Cuba: Fidel Castro waits on Obama
Interviewed by visiting Venezuelan journalists on August 8, former President Fidel Castro discussed possible U. S. and Israeli nuclear war against Iran, his recurring theme recently. "Nobody else can pull the trigger," he said referring to President Obama, whom Castro pointed out "is not an assassin." The day before, he told National Assembly delegates that Obama represents the "one hope" and "will have to take this decision on his own." Castro predicted that war over Iran would cause millions of deaths on both sides, adding that as "fate would have it, the U. S. president would be a person of African and White, Mohammedan and Christian descent. He will not give such an order." Quoted by TeleSUR, Castro suggested, "Neither imperialists nor revolutionaries can reach their objectives through arms."
Bolivia: Improved economy permits new borrowing
The August 9 visit of World Bank official Felipe Jaramillo with President Evo Morales and his financial and development aides coincided with World Bank recognition of Bolivia as having risen to the level of "middle income countries" seen as worthy of increased international investment.
Four years of rising income derived from natural resources extraction has enabled the government this year to expand international borrowing to $10 billion, up from $2.6 billion borrowed over the previous four years. International lenders have granted longer terms for debt repayment and eased unilateral conditions marking previous agreements. Under the government's "National Development Plan," new funding will be divided among the "productive sector" - 17.5 percent, infrastructure - 44.2 percent, social projects - 29.3 percent, and "multi-sector" - 9.1 percent.
Australia: Uranium mining reopens wounds
"Why should we pollute our country for money," asked aboriginal leader Geoffrey Stokes recently. He was denouncing plans by BHP Billiton Corporation to open a $15.6 billion uranium mine in Western Australia. On taking power in Western Australia state two years ago, the right-wing Liberal Party abolished that state's prohibition against uranium mining. The Anti-Nuclear Alliance of Western Australia reports 100 corporations now are prospecting for uranium there. IPS news indicated that uranium mining has over decades proved devastating to aboriginal peoples and the environment. Observers say a Labor Party loss in upcoming federal elections may open up uranium exports to India, still not signed onto the Nuclear Nonproliferation Treaty. Australian uranium reserves are the world's largest.

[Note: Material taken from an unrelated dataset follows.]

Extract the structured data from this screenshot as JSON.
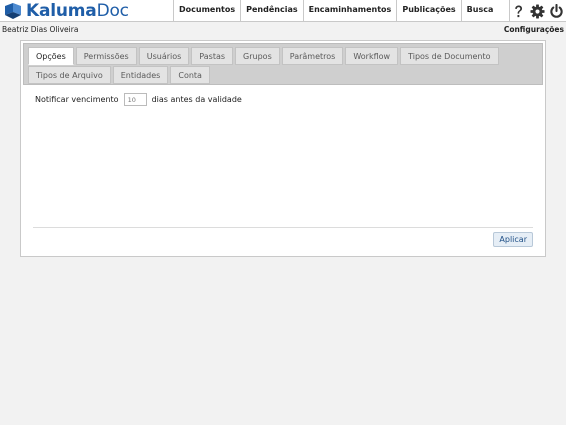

Kenya: New constitution gains approval
By a 67 percent vote, Kenyans voted approval on August 5 of a new constitution supported by allies of President Mwai Kibaki and by forces loyal to Raila Odinga who suffered defeat in the chaotic 2007 elections. Odinga later joined the government as prime minister in a 2008 power-sharing arrangement mandating a referendum vote on a new constitution. Expanding women's rights, the new charter dealt with divisive issues like corruption and patronage, land ownership, and tribalism. It undertook to limit the power of the presidency by establishing a supreme court and a senate. Implementation will proceed over five years. Fears of violence similar to that marring the elections three years ago proved groundless, Al Jazeera reported.
United Nations: Climate agreement has grim prognosis
UN-sponsored climate talks ending August 6 in Bonn, Germany, went nowhere. Participants had hoped to shape a deal that would be acceptable at the climate summit set for Mexico in November. Disparate views between rich and poor nations on reducing greenhouse gas emissions shipwrecked an earlier summit in Copenhagen. Consensus on methods and objectives for reducing emissions is still lacking, the Associated Press reported. In fact, "No one expects an agreement to be completed in Cancun." Nations remain unable to commit to bringing emissions to 12-18 percent below 1990 levels, despite UN recommendations in 2007 that 25-40 percent reductions are required to avoid the worst effects of climate change. Another preparatory meeting is set for Tianjin, China, in October.
France: Expulsion of Roma follows European trend
In line with actions taken by other Western European countries, President Nicholas Sarkozy announced July 29 that 300 camps occupied by Roma people would soon be destroyed. Throughout Europe laws aimed at expelling Roma without documents are in preparation. Of 12,000 German Roma soon to be deported from Germany to Kosovo, half are children who grew up there. In Britain, forced evictions signal eventual deportations. Europe's 10 million Roma people constitute the region's largest ethnic minority. Many moved from Eastern Europe to the West following European Union expansion. Amnesty International, joined by other human rights groups, has leveled charges of human rights abuses. EU officials say legal protections do exist but are ignored by governments, reports the UK Guardian newspaper.
Photo: In this photo released by the state media Cubadebate web site, Cuba's former President Fidel Castro, center, speaks during an interview with a group of Venezuelan journalists in Havana, Aug. 8. In background, a painting depicting Cuban independence hero Jose Marti. (AP/Cubadebate, Roberto Chile)